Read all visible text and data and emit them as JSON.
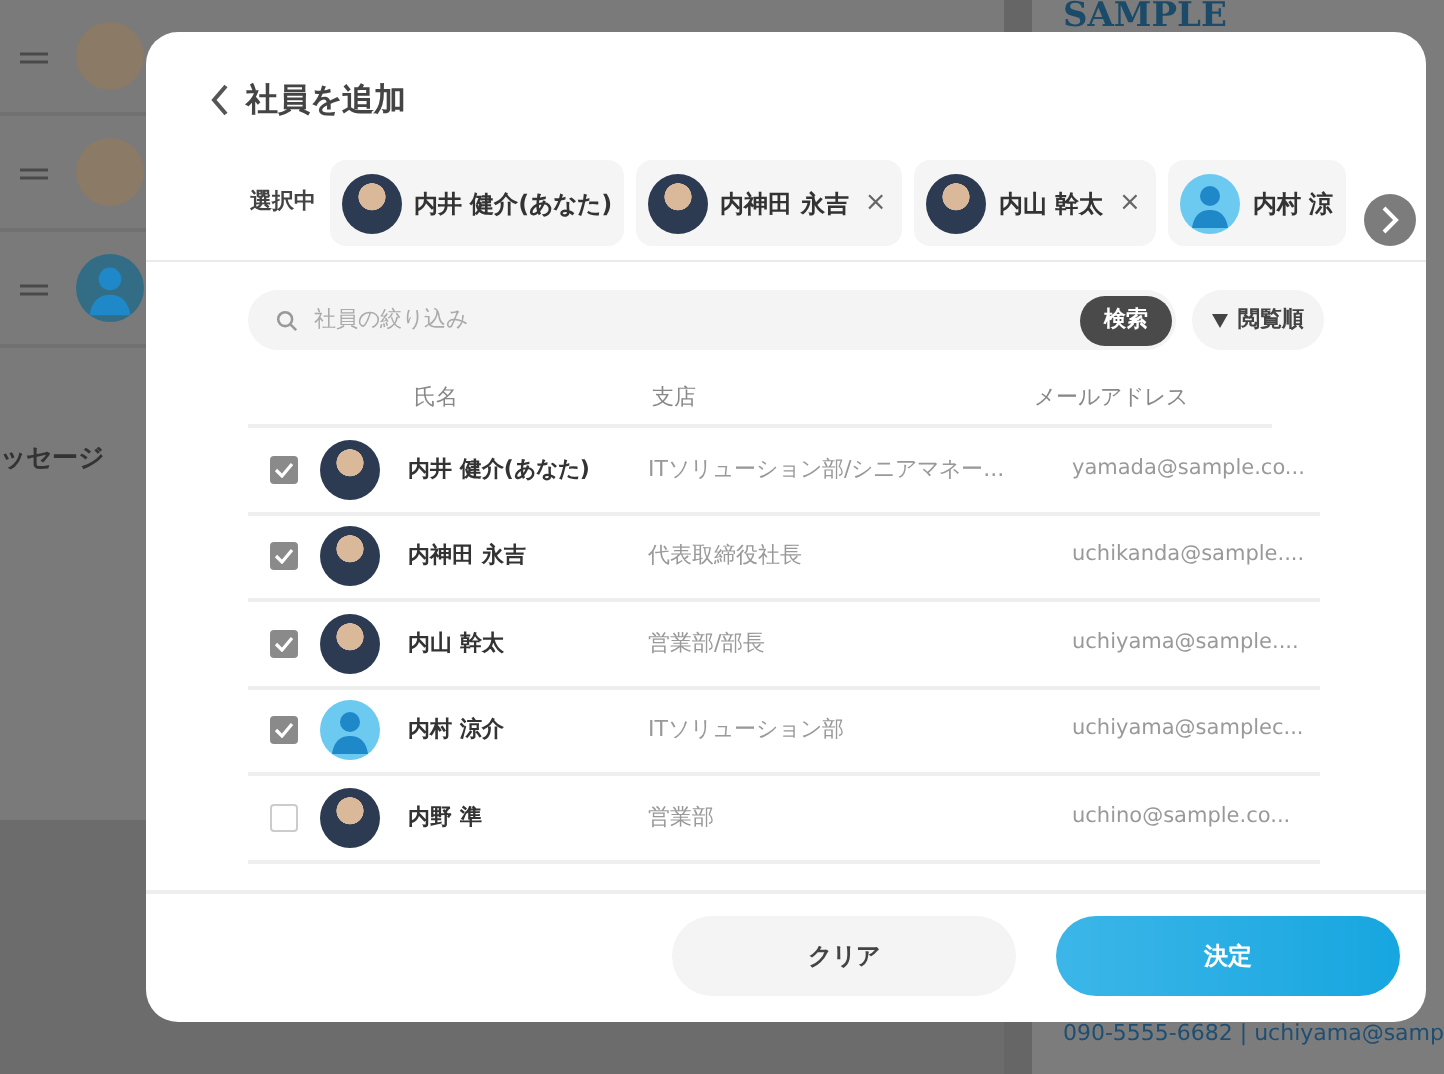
{
  "background": {
    "logo": "SAMPLE",
    "rows": [
      {
        "avatar": {
          "kind": "photo"
        }
      },
      {
        "avatar": {
          "kind": "photo"
        }
      },
      {
        "avatar": {
          "kind": "silhouette"
        }
      }
    ],
    "message_label": "ッセージ",
    "contact": "090-5555-6682 | uchiyama@samp"
  },
  "dialog": {
    "title": "社員を追加",
    "selected_label": "選択中",
    "selected": [
      {
        "name": "内井 健介(あなた)",
        "avatar": {
          "kind": "photo"
        }
      },
      {
        "name": "内神田 永吉",
        "avatar": {
          "kind": "photo"
        },
        "remove": "×"
      },
      {
        "name": "内山 幹太",
        "avatar": {
          "kind": "photo"
        },
        "remove": "×"
      },
      {
        "name": "内村 涼",
        "avatar": {
          "kind": "silhouette"
        }
      }
    ],
    "search": {
      "placeholder": "社員の絞り込み",
      "button": "検索"
    },
    "sort": {
      "label": "閲覧順"
    },
    "table": {
      "columns": [
        "氏名",
        "支店",
        "メールアドレス"
      ],
      "rows": [
        {
          "checked": true,
          "avatar": {
            "kind": "photo"
          },
          "name": "内井 健介(あなた)",
          "department": "ITソリューション部/シニアマネー...",
          "email": "yamada@sample.co..."
        },
        {
          "checked": true,
          "avatar": {
            "kind": "photo"
          },
          "name": "内神田 永吉",
          "department": "代表取締役社長",
          "email": "uchikanda@sample...."
        },
        {
          "checked": true,
          "avatar": {
            "kind": "photo"
          },
          "name": "内山 幹太",
          "department": "営業部/部長",
          "email": "uchiyama@sample...."
        },
        {
          "checked": true,
          "avatar": {
            "kind": "silhouette"
          },
          "name": "内村 涼介",
          "department": "ITソリューション部",
          "email": "uchiyama@samplec..."
        },
        {
          "checked": false,
          "avatar": {
            "kind": "photo"
          },
          "name": "内野 準",
          "department": "営業部",
          "email": "uchino@sample.co..."
        }
      ]
    },
    "buttons": [
      {
        "label": "クリア",
        "kind": "secondary"
      },
      {
        "label": "決定",
        "kind": "primary"
      }
    ]
  }
}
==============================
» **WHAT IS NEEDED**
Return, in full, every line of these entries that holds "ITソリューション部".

» **ANSWER FOR THE TASK**
          "department": "ITソリューション部/シニアマネー...",
          "department": "ITソリューション部",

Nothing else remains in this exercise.